#### WHAT TO DO:
Go through the lines below and copy each one that holds the string "image".

#### STUDY MATERIAL:
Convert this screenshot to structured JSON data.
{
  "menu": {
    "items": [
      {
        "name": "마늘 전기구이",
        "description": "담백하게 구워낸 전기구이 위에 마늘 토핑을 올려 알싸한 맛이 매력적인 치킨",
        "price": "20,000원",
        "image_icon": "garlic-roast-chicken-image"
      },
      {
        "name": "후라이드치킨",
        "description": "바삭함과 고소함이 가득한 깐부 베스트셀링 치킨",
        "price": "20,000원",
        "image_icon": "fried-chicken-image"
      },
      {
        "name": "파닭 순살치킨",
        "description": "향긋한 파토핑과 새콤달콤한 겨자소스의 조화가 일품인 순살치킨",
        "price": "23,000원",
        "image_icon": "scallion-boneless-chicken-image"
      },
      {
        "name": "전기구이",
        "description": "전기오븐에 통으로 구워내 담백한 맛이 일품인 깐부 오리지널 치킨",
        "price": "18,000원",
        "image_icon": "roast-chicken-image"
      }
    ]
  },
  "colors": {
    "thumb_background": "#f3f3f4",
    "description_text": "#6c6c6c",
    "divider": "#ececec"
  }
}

#### PROBLEM SOLUTION:
        "image_icon": "garlic-roast-chicken-image"
        "image_icon": "fried-chicken-image"
        "image_icon": "scallion-boneless-chicken-image"
        "image_icon": "roast-chicken-image"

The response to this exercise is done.